Glen Ford Black Agenda Report Common Dreams Nov. 2, 2014
This week, the nations of the world – with two savage exceptions – instructed their emissaries at the UN General Assembly to tell the world’s self-designated “indispensable” country to end its 54-year-long trade embargo against Cuba. The virtually unanimous global rebuke to the American superpower tells us that it is Cuba, not the U.S. that is the truly “exceptional” nation on the planet. It was the 23rd time that the UN has rejected the embargo.
Despite having suffered cumulative economic damages of more than $1 trillion at U.S. hands over the last half-century, the island nation of 11 million people has made itself a medical superpower that shares its life-saving resources with the world. No country or combination of nations and NGOs comes close to the speed, size and quality of Cuba’s response to the Ebola crisis in West Africa. With 461 doctors, nurses and other health professionals either already on site or soon to be sent to Liberia, Sierra Leone and Guinea, Cuba sets the standard for international first-response. The Cuban contingent of medical professionals providing direct treatment to sick people outnumbers that of all individual countries and private organizations, including the Red Cross.

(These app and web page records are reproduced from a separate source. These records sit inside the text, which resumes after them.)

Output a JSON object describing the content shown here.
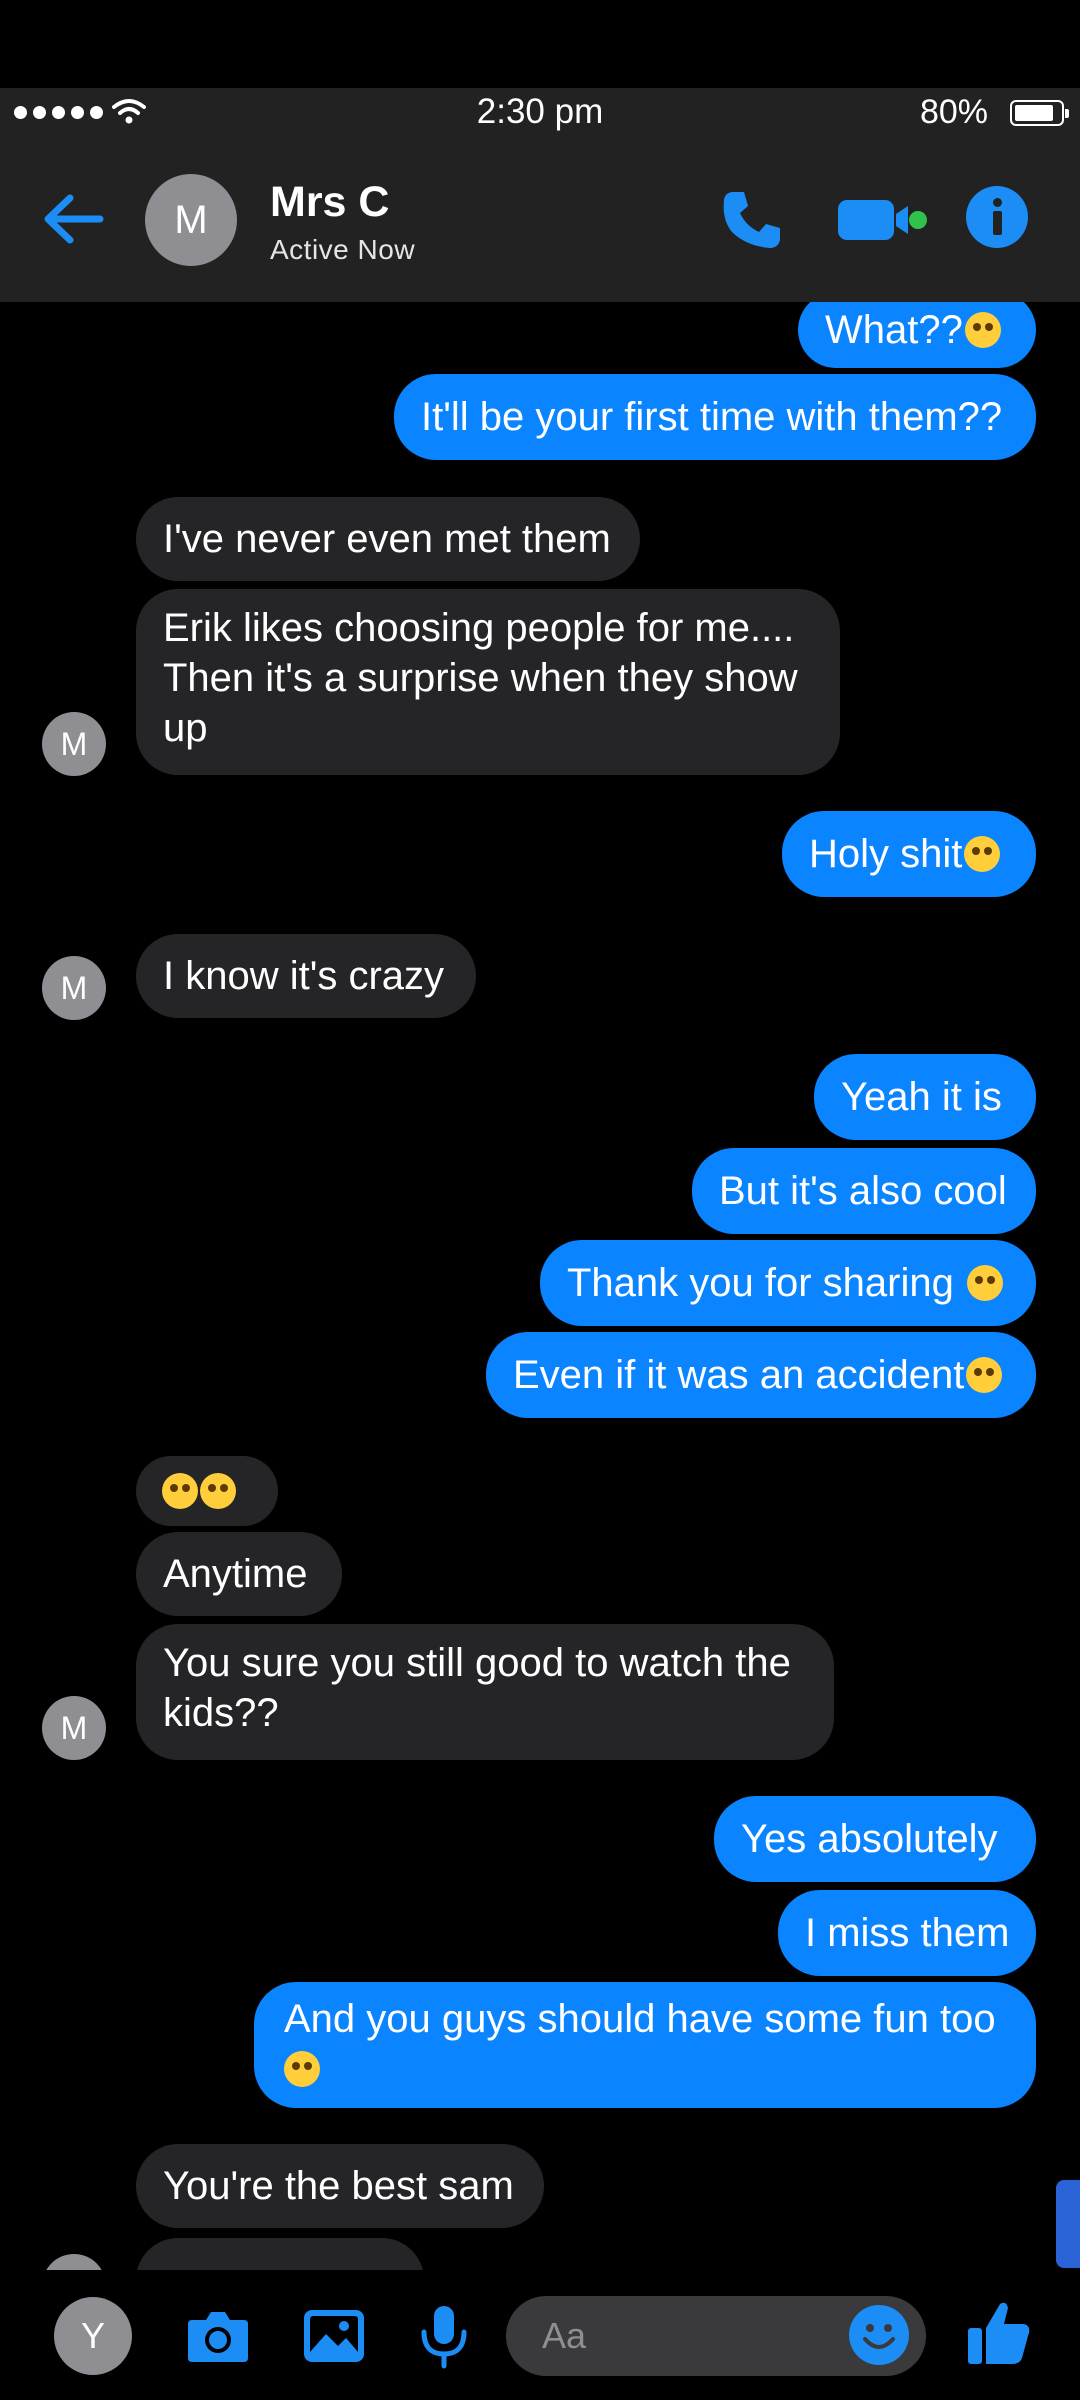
{
  "status_bar": {
    "time": "2:30 pm",
    "battery": "80%"
  },
  "header": {
    "contact_initial": "M",
    "contact_name": "Mrs C",
    "contact_status": "Active Now"
  },
  "messages": [
    {
      "from": "me",
      "text": "What??"
    },
    {
      "from": "me",
      "text": "It'll be your first time with them??"
    },
    {
      "from": "them",
      "text": "I've never even met them"
    },
    {
      "from": "them",
      "text": "Erik likes choosing people for me.... Then it's a surprise when they show up"
    },
    {
      "from": "me",
      "text": "Holy shit"
    },
    {
      "from": "them",
      "text": "I know it's crazy"
    },
    {
      "from": "me",
      "text": "Yeah it is"
    },
    {
      "from": "me",
      "text": "But it's also cool"
    },
    {
      "from": "me",
      "text": "Thank you for sharing "
    },
    {
      "from": "me",
      "text": "Even if it was an accident"
    },
    {
      "from": "them",
      "text": ""
    },
    {
      "from": "them",
      "text": "Anytime"
    },
    {
      "from": "them",
      "text": "You sure you still good to watch the kids??"
    },
    {
      "from": "me",
      "text": "Yes absolutely"
    },
    {
      "from": "me",
      "text": "I miss them"
    },
    {
      "from": "me",
      "text": "And you guys should have some fun too"
    },
    {
      "from": "them",
      "text": "You're the best sam"
    }
  ],
  "emoji_icons": [
    "flushed-face",
    "flushed-face",
    "face-with-hand-over-mouth",
    "rolling-on-floor-laughing",
    "rolling-on-floor-laughing",
    "rolling-on-floor-laughing",
    "face-with-hand-over-mouth"
  ],
  "message_avatar_initial": "M",
  "composer": {
    "user_initial": "Y",
    "placeholder": "Aa"
  },
  "colors": {
    "my_bubble": "#0a84ff",
    "their_bubble": "#252528",
    "header_bg": "#222222",
    "accent": "#1b8df5",
    "online": "#31c24d"
  }
}
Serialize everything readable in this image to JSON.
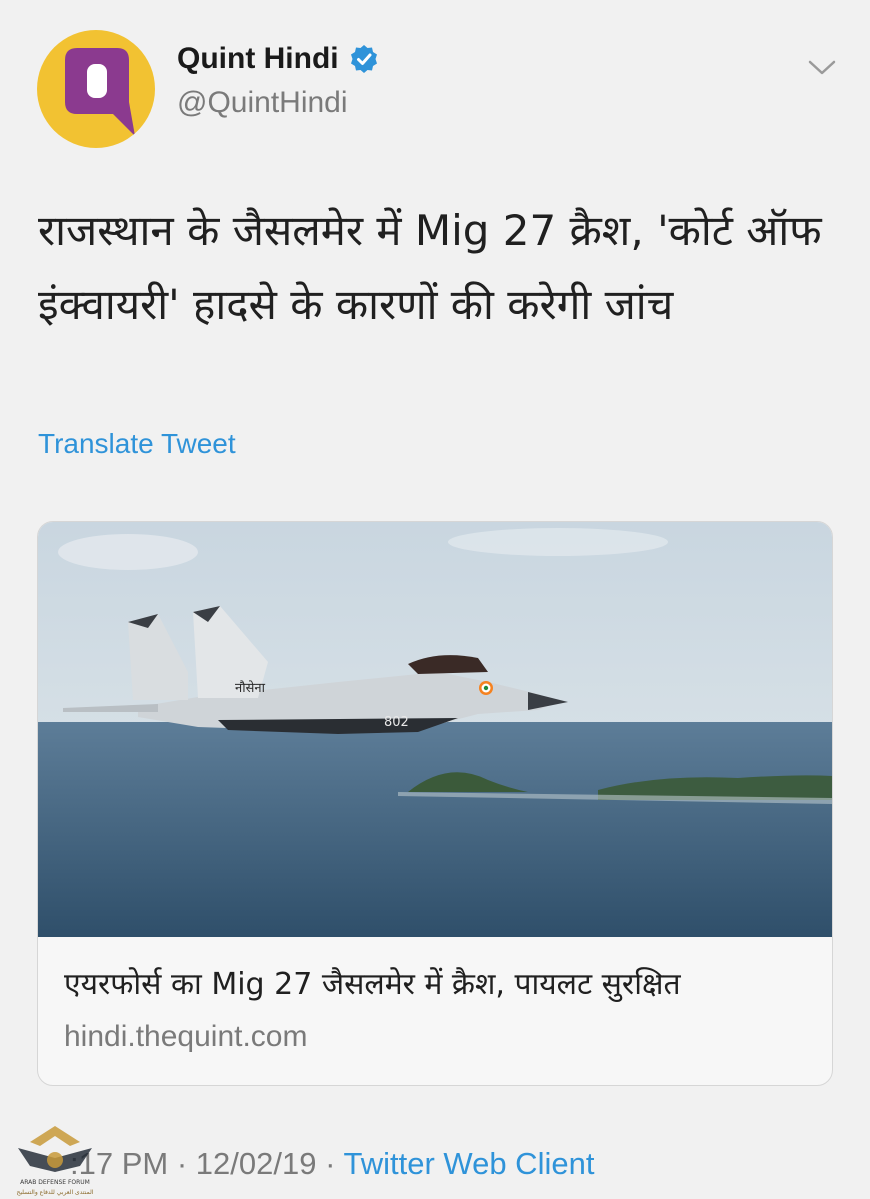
{
  "account": {
    "name": "Quint Hindi",
    "handle": "@QuintHindi",
    "verified": true,
    "avatar_icon": "quint-q-logo-icon"
  },
  "tweet": {
    "text": "राजस्थान के जैसलमेर में Mig 27 क्रैश, 'कोर्ट ऑफ इंक्वायरी' हादसे के कारणों की करेगी जांच",
    "translate_label": "Translate Tweet"
  },
  "card": {
    "image_alt": "Fighter jet flying over the sea near islands",
    "jet_marking": "नौसेना",
    "jet_number": "802",
    "title": "एयरफोर्स का Mig 27 जैसलमेर में क्रैश, पायलट सुरक्षित",
    "domain": "hindi.thequint.com"
  },
  "meta": {
    "time": ":17 PM",
    "separator": "·",
    "date": "12/02/19",
    "client": "Twitter Web Client"
  },
  "watermark": {
    "text_line1": "ARAB DEFENSE FORUM",
    "text_line2": "المنتدى العربي للدفاع والتسليح"
  },
  "colors": {
    "background": "#f1f1f1",
    "link": "#2f93d9",
    "avatar_bg": "#f2c232",
    "avatar_logo": "#8b3a8f",
    "verified": "#2f93d9"
  }
}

Doctors Without Borders is second to Cuba in terms of health professionals. But the French NGO is a swiftly revolving door, churning doctors and nurses in and out every six weeks because of the extreme work and safety conditions. Cuba’s health brigades are different. Every volunteer is expected to remain on duty in the Ebola zone for six months. Moreover, if any of the Cubans contract Ebola or any other disease, they will be treated at the hospitals where they work, alongside their African patients, rather than sent home. (One Cuban died of cerebral malaria, in Guinea, last Sunday.)
In sheer numbers, the Cuban medical posture in Africa is surpassed in scope only by the armed presence of AFRICOM, the U.S. military command, which has relationships with every country on the continent except Eritrea, Zimbabwe and Sudan. The governments of Liberia, Guinea and Sierra Leone collaborate militarily with AFRICOM, but the heavily-armed Americans were of no use when Ebola hit. Indeed, the Euro-American legacy in Africa that starved public health systems, is the root reason Liberia and Guinea have only one doctor for every 100,000 people, and Sierra Leone has just two.
When the call went out, 15,000 Cubans competed for the honor to battle Ebola in Africa. As reported in The Guardian, doctors like Leonardo Fernandez were eager to fulfill their moral and professional mission. “We know that we are fighting against something that we don’t totally understand,” he said. “We know what can happen. We know we’re going to a hostile environment. But it is our duty. That’s how we’ve been educated.”
For the United States, military adventure and the imperative to seize other countries’ natural resources or strangle their economies, are defining national characteristics – in complete contrast to Cuba. The U.S. embargo of its island neighbor is among the world’s longest-running morality plays, with Washington as villain. On this issue, the world’s biggest economic and military power could neither buy nor bully a single ally other than the Zionist state.
Cuba’s neighbors in CARICOM, the Caribbean Economic Community, were represented by Saint Kitts and Nevis, whose ambassador pointed to Cuban-built hospitals and clinics throughout the region; the hundreds of Cuban doctors that have provided the only medical services available to many of Haiti’s poor before, during and after the catastrophic earthquake of 2010; and the thousands of Caribbean students that have benefited from free university education in Cuba.
Cuba’s exemplary conduct in the world has made the yearly UN vote on the U.S. embargo a singular opportunity for all the world body’s members, except one, to chastise the superpower that seeks full spectrum domination of the planet. It is the rarest of occasions, a time of virtual global unanimity on an evil in which the Empire is currently engaged. Once a year, the world – in both effect and intent – salutes the Cuban model. For a moment, humanity’s potential to organize itself for the common good illuminates the global forum.
This year, the model glows brightly in the darkness of microbial pestilence. When 15,000 Cuban health care workers do not hesitate to step into the Ebola pit, the New Man and Woman may already exist – and there is hope for the rest of us. [Abridged]